Before her assault story made news, Gibbons called a friend in Chicago who owned a bike shop and asked to be sent a bike to continue her journey on land. Her first day on bike, she traveled from Seul Choix Point to the Mackinac Bridge - roughly 87 miles. It rained that entire day, but she was just elated she could continue her journey.
"Six hundred miles later, I had friends come up from Chicago ... and they biked with me," she said. "I had people in my life that I hadn't seen in years that came out to bike with me. I had complete and total strangers come out and bike with me."
Michigan State Police followed her along the way, which made her feel safe, supported and protected. Every time she felt like quitting, she looked at the people biking with her and knew she wasn't going to stop.
With the news of her assault, many reached out to Gibbons, sharing their stories of surviving breast cancer or of sexual assault, including some people in her life she never knew were victims.
Gibbons shared one of the emails she received from a mother whose daughter was bullied - one that has stuck with her.
"She shared that her daughter was being bullied at school, that her daughter read my story and said to her mom, 'Mom, this woman ... was bullied in the most extreme way and she's not letting it stop her. She's continuing,'" said Gibbons. "I can't tell you how much that meant to me in terms of motivation but also now, still learning about stories that are continuing to come to me."
Once Gibbons reached Muskegon by bicycle, she got back in her boat and made her way to Chicago, reaching the city by mid-August, where she was greeted by hundreds of people. At that point she raised just more than $100,000.
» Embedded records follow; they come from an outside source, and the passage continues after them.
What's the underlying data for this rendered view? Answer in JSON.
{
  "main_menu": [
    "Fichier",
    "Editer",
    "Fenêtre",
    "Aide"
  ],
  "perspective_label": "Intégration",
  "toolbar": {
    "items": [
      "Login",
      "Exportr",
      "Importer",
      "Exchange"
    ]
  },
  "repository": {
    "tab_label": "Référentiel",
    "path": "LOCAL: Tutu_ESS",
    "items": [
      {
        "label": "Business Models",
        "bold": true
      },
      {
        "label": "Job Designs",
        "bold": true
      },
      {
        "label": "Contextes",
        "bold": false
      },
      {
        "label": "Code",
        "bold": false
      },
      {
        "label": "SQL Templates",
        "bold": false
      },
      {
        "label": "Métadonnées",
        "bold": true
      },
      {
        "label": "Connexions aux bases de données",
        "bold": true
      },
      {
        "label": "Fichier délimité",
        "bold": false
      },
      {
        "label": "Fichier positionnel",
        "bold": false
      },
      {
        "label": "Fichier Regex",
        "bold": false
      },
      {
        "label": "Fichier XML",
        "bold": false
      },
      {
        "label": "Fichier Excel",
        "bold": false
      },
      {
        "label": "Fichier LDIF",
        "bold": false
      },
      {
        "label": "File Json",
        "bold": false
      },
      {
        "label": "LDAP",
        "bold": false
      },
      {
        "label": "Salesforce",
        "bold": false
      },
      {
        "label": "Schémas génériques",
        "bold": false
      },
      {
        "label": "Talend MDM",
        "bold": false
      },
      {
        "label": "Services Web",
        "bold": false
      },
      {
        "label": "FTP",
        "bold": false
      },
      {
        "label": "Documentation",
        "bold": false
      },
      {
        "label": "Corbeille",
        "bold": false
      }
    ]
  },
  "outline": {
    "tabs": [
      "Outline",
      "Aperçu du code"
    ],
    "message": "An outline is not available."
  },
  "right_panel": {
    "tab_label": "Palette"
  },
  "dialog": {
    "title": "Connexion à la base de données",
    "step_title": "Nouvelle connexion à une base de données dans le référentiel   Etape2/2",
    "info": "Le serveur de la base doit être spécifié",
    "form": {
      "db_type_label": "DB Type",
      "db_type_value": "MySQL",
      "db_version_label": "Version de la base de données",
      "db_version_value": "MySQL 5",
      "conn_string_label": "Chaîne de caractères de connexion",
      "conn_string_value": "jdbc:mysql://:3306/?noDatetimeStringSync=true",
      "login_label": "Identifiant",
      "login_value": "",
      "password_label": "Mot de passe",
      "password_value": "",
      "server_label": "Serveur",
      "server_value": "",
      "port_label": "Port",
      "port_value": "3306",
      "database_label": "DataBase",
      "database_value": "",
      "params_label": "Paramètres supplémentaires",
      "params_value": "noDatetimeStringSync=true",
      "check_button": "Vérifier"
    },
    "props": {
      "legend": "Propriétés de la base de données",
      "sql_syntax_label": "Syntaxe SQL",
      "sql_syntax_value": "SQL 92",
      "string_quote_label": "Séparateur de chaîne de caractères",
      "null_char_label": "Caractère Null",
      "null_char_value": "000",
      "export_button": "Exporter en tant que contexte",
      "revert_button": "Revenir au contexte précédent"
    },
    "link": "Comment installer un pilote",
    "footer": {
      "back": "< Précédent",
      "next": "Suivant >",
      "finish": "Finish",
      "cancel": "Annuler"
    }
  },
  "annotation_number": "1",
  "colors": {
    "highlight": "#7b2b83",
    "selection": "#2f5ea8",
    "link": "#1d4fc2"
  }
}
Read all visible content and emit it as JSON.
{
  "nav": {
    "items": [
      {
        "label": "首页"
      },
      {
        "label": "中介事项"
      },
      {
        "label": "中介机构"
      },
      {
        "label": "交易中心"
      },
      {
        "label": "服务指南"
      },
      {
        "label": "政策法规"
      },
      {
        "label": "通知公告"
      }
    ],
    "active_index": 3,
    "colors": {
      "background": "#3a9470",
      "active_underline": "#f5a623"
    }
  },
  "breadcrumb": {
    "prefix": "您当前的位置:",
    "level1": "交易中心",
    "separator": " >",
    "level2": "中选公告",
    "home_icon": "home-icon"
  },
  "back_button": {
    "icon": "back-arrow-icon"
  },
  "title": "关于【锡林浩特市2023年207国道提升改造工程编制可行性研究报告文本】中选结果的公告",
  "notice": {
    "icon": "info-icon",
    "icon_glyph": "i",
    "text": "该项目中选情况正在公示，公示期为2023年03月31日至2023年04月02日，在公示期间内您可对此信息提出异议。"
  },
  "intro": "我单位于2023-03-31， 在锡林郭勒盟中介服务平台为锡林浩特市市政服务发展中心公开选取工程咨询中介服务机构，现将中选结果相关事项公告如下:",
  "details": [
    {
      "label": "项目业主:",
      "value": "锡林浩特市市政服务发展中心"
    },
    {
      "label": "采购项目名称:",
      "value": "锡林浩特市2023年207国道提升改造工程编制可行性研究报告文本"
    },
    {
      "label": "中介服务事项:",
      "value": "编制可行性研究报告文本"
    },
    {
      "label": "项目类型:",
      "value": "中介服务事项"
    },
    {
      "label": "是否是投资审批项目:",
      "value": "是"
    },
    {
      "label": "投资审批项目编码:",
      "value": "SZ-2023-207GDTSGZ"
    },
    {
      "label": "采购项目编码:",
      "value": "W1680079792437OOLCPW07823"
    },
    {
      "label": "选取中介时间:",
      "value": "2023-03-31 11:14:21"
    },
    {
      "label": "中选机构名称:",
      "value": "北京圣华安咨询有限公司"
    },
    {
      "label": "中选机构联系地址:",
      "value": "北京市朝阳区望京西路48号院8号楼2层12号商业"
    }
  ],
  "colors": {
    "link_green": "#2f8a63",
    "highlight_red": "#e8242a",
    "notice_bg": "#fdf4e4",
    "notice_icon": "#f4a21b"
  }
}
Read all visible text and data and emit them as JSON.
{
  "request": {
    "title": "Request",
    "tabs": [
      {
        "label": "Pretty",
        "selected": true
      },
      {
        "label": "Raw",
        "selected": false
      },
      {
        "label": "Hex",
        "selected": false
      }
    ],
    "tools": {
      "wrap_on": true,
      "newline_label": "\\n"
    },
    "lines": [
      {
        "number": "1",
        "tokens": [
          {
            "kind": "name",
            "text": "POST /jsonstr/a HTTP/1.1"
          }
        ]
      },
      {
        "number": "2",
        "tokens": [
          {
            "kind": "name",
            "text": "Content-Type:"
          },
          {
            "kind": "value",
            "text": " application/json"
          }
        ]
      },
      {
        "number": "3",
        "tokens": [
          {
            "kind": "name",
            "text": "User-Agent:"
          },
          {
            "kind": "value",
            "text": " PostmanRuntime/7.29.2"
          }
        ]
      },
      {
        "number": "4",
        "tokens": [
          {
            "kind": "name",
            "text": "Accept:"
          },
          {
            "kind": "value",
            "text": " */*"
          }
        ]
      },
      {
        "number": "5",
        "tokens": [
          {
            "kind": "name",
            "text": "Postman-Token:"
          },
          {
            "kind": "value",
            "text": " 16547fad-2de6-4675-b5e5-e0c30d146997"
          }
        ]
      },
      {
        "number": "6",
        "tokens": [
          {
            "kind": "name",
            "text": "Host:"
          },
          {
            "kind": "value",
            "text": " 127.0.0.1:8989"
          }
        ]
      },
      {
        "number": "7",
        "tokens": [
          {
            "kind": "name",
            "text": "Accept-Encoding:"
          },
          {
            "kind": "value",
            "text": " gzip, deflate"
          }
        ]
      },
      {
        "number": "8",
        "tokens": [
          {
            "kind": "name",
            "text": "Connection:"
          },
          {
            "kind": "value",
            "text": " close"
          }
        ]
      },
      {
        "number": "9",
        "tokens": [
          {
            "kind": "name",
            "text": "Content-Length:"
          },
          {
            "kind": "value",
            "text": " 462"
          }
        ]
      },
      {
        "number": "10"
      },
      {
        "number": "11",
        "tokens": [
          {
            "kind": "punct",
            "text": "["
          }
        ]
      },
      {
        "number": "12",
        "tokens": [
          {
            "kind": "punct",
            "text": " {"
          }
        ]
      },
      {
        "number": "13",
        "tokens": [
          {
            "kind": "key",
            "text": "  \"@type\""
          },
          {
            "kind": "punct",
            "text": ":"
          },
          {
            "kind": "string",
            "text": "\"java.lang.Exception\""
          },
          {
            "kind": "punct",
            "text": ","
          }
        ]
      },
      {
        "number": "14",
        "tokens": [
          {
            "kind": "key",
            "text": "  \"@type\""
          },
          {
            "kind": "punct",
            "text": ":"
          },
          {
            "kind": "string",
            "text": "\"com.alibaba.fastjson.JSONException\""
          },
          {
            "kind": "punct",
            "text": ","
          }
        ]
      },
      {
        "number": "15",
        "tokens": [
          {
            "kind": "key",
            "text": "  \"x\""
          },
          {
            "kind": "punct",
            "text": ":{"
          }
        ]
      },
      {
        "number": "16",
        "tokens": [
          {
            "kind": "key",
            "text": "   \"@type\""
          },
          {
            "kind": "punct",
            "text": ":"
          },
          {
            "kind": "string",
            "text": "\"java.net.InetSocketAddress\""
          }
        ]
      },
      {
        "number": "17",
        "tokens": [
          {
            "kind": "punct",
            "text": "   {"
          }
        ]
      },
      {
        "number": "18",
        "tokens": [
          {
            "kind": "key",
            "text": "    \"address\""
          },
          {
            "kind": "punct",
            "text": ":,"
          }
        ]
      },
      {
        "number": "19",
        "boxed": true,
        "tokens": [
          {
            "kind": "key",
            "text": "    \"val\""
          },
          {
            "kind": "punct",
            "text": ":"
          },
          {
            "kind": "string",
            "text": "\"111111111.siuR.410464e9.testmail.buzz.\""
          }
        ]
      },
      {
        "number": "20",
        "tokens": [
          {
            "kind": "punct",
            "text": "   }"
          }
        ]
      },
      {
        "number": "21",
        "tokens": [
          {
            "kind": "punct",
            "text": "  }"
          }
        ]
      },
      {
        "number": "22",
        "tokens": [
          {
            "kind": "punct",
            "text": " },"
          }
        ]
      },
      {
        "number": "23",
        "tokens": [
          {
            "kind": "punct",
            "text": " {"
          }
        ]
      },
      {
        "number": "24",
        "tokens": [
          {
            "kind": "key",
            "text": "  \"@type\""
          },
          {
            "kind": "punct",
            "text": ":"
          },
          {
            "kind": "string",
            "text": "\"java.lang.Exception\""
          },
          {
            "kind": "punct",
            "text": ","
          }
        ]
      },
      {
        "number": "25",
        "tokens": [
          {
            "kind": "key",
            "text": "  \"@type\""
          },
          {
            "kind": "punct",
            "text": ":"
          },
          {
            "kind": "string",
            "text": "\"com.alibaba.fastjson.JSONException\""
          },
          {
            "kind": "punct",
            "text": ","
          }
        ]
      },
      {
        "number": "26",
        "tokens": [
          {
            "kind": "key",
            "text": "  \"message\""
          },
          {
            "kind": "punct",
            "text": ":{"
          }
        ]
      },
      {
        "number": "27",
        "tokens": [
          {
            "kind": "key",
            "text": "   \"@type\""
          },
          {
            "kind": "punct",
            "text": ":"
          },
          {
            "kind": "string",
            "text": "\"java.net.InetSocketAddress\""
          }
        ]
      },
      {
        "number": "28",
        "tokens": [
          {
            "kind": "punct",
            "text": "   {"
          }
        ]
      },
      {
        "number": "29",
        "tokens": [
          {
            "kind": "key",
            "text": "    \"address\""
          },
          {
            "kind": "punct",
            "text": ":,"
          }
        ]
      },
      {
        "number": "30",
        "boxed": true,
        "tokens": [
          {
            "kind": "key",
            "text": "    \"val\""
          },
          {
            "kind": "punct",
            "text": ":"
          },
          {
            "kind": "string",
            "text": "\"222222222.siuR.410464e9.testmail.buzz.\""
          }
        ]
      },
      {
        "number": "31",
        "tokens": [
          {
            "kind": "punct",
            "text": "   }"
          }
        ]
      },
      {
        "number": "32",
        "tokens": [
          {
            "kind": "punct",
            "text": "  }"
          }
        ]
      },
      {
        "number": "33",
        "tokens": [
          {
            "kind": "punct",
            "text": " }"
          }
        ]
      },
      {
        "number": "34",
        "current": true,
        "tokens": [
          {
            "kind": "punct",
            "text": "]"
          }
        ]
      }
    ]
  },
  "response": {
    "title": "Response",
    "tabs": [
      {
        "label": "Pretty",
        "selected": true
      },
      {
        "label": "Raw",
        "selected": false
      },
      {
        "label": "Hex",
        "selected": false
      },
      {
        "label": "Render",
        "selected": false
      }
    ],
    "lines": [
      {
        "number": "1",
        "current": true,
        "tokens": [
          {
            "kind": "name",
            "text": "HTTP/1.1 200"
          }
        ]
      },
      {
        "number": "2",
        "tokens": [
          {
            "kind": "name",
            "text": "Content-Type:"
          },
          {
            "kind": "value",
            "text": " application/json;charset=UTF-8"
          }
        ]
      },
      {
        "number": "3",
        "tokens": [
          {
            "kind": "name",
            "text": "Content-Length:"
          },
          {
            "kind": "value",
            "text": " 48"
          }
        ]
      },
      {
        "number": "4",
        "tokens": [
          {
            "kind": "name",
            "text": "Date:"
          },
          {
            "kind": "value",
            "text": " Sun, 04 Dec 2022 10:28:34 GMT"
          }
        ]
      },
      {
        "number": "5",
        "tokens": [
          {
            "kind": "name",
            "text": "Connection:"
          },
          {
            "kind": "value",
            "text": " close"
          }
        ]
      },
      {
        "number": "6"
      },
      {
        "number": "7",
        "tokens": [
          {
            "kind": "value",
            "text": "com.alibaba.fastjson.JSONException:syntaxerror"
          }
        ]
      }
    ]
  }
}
"The thing I always want to make sure, particularly with students and really to anybody, is what you have to give the world is needed and it is enough," concluded Gibbons. Five years ago when she started ROW, she never knew it would be able to change lives like it has, but said it was enough and a substantial thing to give to the world.
To date, Gibbons has raised roughly $125,000 of her $150,000 goal. Gibbons was presented a $900 check on behalf of Bay College following her presentation.
For more information on Gibbons and her journey, visit www.row4row.org.